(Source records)
= = = =

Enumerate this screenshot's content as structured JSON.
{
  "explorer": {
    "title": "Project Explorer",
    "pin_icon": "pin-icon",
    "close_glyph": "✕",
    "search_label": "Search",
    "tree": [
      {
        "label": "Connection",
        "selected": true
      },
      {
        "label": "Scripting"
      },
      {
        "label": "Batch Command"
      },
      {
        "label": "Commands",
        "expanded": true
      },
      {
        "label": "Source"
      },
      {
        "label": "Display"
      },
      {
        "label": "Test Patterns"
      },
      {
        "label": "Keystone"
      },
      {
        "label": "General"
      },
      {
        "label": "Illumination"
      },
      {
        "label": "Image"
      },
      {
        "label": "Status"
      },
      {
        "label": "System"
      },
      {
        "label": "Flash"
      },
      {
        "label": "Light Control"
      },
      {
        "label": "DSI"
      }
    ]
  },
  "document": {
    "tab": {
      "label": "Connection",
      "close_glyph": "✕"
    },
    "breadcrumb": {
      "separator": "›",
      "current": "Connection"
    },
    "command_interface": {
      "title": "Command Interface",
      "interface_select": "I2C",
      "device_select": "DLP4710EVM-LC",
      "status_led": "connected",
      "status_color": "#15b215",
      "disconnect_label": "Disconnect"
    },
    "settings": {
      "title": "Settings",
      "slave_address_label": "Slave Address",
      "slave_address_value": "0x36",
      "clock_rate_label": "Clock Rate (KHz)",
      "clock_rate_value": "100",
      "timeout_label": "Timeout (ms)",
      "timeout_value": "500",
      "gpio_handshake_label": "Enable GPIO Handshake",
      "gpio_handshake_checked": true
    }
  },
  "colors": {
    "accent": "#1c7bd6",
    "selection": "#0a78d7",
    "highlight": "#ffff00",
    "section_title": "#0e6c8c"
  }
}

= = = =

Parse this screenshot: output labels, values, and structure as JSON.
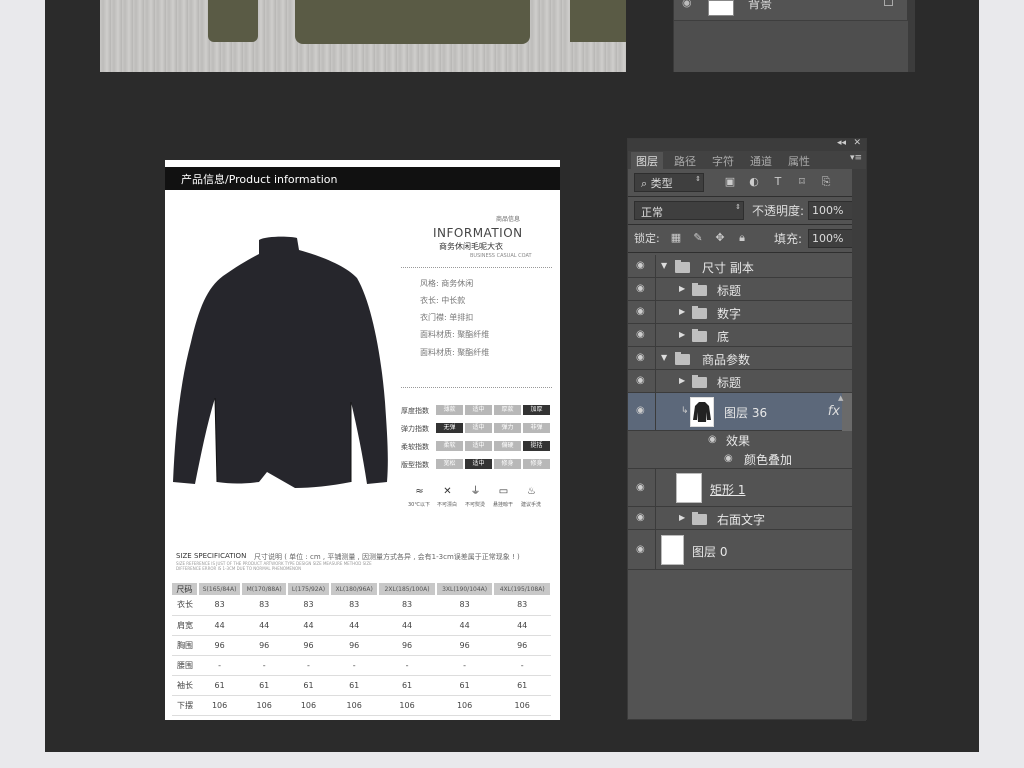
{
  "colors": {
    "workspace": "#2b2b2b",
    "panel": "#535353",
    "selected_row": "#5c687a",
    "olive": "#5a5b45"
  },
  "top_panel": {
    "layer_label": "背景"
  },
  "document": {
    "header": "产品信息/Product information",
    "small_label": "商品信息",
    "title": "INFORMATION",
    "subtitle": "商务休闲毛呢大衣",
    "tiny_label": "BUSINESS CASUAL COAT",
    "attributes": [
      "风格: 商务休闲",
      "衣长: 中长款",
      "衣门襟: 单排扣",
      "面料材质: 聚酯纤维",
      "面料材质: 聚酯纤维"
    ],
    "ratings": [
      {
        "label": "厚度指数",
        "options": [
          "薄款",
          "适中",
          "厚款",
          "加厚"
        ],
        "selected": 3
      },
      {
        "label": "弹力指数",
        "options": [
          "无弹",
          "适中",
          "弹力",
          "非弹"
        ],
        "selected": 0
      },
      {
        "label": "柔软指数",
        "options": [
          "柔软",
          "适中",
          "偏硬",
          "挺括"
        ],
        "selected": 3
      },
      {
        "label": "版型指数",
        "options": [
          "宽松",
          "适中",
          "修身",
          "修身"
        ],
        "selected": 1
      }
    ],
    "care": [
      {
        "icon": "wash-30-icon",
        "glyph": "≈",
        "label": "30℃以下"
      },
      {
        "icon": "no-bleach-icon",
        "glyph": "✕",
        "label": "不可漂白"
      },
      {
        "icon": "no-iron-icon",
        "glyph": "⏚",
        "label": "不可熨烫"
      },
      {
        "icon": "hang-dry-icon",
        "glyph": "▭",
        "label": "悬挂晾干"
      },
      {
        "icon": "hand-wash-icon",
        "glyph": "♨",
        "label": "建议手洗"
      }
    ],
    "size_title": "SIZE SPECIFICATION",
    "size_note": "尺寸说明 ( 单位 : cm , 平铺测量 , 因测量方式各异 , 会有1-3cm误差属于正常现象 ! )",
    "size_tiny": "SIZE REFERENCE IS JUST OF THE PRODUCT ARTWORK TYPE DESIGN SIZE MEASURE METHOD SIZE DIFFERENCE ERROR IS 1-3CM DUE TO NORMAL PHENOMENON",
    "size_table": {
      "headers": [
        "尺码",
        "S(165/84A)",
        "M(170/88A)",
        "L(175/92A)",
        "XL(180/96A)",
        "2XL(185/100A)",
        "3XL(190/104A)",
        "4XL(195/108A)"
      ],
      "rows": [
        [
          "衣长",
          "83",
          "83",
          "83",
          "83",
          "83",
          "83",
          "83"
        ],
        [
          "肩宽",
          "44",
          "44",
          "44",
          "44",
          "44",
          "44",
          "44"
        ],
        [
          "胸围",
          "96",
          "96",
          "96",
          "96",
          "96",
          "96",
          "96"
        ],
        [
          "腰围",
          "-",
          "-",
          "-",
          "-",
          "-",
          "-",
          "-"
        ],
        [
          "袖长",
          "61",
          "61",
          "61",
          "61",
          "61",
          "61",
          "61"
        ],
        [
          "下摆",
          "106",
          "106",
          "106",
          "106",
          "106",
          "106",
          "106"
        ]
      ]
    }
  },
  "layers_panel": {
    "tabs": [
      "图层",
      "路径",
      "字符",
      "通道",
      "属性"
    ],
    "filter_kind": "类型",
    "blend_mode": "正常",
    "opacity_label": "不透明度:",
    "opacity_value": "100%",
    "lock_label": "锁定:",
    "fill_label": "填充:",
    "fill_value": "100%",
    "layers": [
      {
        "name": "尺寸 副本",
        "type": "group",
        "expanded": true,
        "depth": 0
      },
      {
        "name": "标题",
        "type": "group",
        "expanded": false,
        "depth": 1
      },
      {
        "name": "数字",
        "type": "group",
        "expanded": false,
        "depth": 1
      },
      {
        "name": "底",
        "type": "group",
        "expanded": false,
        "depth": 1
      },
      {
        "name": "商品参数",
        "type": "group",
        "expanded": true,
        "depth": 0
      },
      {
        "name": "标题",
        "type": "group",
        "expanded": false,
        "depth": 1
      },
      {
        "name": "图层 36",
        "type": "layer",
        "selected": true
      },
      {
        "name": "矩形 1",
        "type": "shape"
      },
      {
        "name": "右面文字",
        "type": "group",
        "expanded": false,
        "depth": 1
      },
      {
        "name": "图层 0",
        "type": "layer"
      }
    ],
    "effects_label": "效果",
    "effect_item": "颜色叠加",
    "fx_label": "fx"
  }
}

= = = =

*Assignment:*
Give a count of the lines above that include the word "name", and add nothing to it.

*Task response:*
10